Michael Reidy’s The Rock Pool is suffused with nostalgia, the aching remembrance of rose-tinted, irrecoverable time, the bitter-sweet longing for a return home. ‘Home’ in the novel is not that of the narrator, Nick Lucas, but the beach house at Fulmar Point of his friend, Jack Amiche, his two sisters and their parents, where Nick spends magical summers during his teens.
The setting is one of the joys of this fine book. It teems with rich images and with sounds and scents and textures, redolent of this enchanted Atlantic beach: the fine white sand, bare feet in the cold running waves, the pyrotechnics of a storm, clam chowder, crabs simmering in a cauldron, the smell of the driftwood fire, ozone and wet sand.
This being a Reidy novel, there is an enigmatic female at the heart of things. Sarah Hallam lives with her family in a huge house atop an outcrop of rocks. She is friends with Lucy and is a frequent visitor to the Amiche’s house along the beach. Almost inevitably, Nick falls in love with her. Whether or not she will come to reciprocate Nick’s feelings is a key strand in the novel. She seems to extend and withdraw her affection wilfully. Is she playing him along or is there some hidden reason for the way in which she allows glimpses of her inner self and then closes down?
A pervading image is the eponymous rock pool. Sarah is often seen by the highest pool among the rocks, studying the marine life within. At first glance, the organisms in this little world seem silent, serene and stable but every so often there is a flurry of vicious activity and it becomes clear that this is a miniature universe of predators and prey, dangerous despite its strange beauty. There is a similar use of the rock pool image in Virginia Woolf’s The Waves.
We learn gradually that all three girls suffer an inner darkness despite the appearance of confidence. I will not go into detail here for fear of inadvertent spoilers. Suffice it to say, that their psychological profiles are credible and sensitive.
The boys’ idyll is not without its clouds. Their animal spirits are radiant as they run or swim or catch crabs or dig for clams or, best of all, ride the rushing ebb tide on inflated inner tubes, out of the estuary and round to the ocean shore. The joyous exuberance of youth in such a setting left me feeling a little envious, though Nick and Jack’s teenage years are overshadowed by the draft, national service in an unwinnable war, whereas my peers and I were spared national service by eight years. Sometimes the girls are included in these escapades but, in the end, the future encroaches, vast and unknowable, like the ocean itself.
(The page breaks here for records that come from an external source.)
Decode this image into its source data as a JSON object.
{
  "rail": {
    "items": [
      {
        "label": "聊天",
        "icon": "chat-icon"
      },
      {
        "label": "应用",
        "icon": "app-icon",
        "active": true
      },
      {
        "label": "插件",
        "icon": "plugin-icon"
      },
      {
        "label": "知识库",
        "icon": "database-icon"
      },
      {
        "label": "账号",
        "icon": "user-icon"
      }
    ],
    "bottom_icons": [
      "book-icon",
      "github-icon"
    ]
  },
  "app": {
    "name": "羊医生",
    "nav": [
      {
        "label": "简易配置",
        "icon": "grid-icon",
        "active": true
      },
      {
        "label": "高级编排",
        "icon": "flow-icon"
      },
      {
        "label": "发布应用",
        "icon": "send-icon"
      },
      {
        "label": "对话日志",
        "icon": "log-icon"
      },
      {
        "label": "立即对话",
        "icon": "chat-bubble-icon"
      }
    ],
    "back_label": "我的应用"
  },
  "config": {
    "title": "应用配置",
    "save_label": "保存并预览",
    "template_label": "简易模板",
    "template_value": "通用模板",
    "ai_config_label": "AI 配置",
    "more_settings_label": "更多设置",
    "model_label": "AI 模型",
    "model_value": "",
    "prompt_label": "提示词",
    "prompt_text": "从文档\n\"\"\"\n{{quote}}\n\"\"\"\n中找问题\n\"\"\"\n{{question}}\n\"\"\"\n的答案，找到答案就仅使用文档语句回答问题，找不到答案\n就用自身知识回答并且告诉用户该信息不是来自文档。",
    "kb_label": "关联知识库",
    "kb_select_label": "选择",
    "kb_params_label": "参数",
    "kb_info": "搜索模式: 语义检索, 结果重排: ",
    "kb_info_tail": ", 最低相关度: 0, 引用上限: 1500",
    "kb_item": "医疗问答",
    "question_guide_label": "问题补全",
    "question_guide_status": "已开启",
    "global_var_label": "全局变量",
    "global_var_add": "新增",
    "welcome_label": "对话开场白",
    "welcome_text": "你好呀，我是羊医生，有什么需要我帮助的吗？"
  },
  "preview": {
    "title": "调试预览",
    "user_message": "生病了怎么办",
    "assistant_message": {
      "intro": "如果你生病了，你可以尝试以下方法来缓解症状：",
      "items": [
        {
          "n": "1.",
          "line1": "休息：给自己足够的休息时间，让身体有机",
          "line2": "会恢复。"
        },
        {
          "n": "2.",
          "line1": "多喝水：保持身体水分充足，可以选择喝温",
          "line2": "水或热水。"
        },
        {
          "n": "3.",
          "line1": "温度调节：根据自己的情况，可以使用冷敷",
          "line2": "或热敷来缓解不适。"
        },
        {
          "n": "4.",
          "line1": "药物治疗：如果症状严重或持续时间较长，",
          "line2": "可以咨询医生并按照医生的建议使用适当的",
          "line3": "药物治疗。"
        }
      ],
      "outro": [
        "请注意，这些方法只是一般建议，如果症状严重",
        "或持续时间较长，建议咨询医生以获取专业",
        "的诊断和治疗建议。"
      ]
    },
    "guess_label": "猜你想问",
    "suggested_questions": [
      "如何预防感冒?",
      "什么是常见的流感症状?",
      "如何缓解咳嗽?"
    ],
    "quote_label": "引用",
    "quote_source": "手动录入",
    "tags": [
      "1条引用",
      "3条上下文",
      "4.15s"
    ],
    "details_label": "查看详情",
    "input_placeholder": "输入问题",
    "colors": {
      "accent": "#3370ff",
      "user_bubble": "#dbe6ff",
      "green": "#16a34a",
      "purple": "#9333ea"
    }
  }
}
In literature, the American Dream always resolves into the elegiac. It is not that the characters meet with failure – Nick and Sarah particularly enjoy a measure of material success – but there is an absence of fulfilment. Again, I mustn’t say any more except to say that there is a surprise in the dénouement which will smack you between the eyes, so startling and unexpected is it. Things fall into place retrospectively and the enigma is unlocked.
This is a complex novel and yet it reads easily and conjures up one’s own memories of lost time, like stirring a rock pool with a stick.